“Advertising is a great way to show people who might be skeptical about whether girls can play soccer if they really want to play soccer,” he told Sportzshala. “Essentially, this is a 30-second story about why girls football is important to people who are in the community and who may even make decisions about whether girls football will be offered in high school here in Utah. “.
In June 2017, on the 45th anniversary of Title IX, Brent Gordon filed a lawsuit against 19 high schools in three Salt Lake County school districts—Jordan, Granite, and Canyon School Districts—arguing that the way to correct disparities in sports participation numbers between high school students and girls to suggest football for girls. They lost the case but appealed the decision, which ultimately stated that the courts could not force high schools to provide soccer balls for girls, and the decision is now back in the circuit court for reconsideration.
“When my dad called me and said he got the Super Bowl ad space, I was ecstatic,” Sam Gordon said Thursday as she hurried between classes at Columbia University. “I thought it was a great idea. He has always been my biggest supporter, the biggest supporter in this league. So it’s incredible to see him still struggling even when I’m out of the league and it’s more than just the two of us. and the Gordon family tries to let their daughter play. No, it’s the whole community and the whole floor, and my dad is still fighting even though I’m not there.”
Last season, the Utah football club had 650 members and about 34 teams, up from 50 registered in 2015. He also partners with Under Armor as a sponsor and plays his championship game at Rice-Eccles Stadium, home. Utah, and hosts the Boys’ High School Football Championship.
“We’re trying to recreate a comparable experience for girls as much as possible,” Brent Gordon said, “but nothing beats being able to play for your school and have fight rallies and all that stuff.”
Sam Gordon played on the boys’ football team until seventh grade, when it became clear that safety and injury risk were becoming increasingly important factors. Instead of arguing about letting the girls play on the boys’ team, they turned their attention to giving the girls their own team. Sam Gordon played in the Utah Girls Tackle Football League until she graduated from high school.
“Just give us a chance to play,” she said. “If you look at Title IX from a legal standpoint, the number of girls participating is significantly less than the number of boys, and this is completely offset by football, and I think it’s impossible to ask girls to try to compete with boys who are twice their size.” size,” she said. “There is no way I can participate in high school football for boys. I think that is an unfair expectation and you are just making this decision based on pre-existing stereotypes. If you give us a chance to play, we will go out and play and we don’t ask for much – just access to the fields and giving the girls proof that they are playing for their school team.”

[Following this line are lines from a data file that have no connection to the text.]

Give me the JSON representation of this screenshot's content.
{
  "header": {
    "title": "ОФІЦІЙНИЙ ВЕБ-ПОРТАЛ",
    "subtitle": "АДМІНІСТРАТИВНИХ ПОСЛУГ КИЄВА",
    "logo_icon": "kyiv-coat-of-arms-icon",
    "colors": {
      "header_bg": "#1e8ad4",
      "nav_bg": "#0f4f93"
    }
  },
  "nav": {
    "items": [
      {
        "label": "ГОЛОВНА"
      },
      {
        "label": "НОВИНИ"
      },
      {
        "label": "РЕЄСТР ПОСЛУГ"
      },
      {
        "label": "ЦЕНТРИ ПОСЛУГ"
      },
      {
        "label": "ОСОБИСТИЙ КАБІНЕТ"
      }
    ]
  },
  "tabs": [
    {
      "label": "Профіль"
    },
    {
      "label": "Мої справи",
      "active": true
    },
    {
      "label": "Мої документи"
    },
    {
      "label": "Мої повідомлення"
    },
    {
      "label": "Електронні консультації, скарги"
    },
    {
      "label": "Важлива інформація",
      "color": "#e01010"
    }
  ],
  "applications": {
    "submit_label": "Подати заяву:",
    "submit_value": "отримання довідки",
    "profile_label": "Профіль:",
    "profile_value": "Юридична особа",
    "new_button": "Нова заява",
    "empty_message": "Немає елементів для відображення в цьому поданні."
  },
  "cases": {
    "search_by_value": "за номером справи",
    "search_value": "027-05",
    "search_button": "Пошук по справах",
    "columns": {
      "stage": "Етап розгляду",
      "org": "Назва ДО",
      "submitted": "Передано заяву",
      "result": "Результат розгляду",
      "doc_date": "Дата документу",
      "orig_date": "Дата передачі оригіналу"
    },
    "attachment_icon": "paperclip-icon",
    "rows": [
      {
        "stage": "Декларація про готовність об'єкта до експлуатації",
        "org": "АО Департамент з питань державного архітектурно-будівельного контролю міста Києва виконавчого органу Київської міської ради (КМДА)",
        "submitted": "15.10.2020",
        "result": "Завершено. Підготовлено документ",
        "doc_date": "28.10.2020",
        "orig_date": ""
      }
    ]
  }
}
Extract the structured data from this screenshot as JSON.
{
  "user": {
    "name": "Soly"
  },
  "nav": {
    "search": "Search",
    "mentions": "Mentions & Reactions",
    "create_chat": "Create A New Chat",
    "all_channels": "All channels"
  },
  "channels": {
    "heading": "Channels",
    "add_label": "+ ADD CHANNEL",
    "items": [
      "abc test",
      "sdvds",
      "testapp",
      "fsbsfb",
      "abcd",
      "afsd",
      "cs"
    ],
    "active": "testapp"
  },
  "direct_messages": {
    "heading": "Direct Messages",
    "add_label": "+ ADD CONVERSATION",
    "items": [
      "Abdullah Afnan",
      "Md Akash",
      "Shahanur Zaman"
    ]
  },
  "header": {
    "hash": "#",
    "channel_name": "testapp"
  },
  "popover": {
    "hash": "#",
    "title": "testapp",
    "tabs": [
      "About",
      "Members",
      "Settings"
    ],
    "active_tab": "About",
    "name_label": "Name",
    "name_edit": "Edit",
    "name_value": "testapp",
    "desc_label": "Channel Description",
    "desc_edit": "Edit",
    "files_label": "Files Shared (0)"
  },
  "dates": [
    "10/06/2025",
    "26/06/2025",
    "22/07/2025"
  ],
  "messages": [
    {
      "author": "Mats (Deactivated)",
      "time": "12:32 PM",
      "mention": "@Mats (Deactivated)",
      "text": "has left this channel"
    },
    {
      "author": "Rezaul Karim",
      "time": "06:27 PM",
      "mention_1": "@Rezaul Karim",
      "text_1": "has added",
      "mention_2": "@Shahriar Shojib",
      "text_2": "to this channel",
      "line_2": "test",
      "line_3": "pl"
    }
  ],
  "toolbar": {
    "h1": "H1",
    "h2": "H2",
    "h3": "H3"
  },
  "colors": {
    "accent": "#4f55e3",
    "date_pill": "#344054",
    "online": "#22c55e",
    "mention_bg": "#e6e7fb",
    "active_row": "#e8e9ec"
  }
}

According to Brent Gordon, this is a possibility that goes beyond the game – intangible things that you might not glean from a 30-second clip on Sunday.
“I keep getting text messages and emails from parents telling me, ‘My daughter was bullied because of her weight and now she comes to football and the coach says, ‘You will be the star of my team. ‘” he said. “They saw this transformation of their daughter from depression and suicidal thoughts to self-confidence and self-respect.”
“This is what I believe in as a way that I can help these girls, support them and let other girls who are in similar situations who have no idea this is an opportunity, let them know that this is what maybe they want to do. he said, “let them know that if they want to do something, then this is for them.”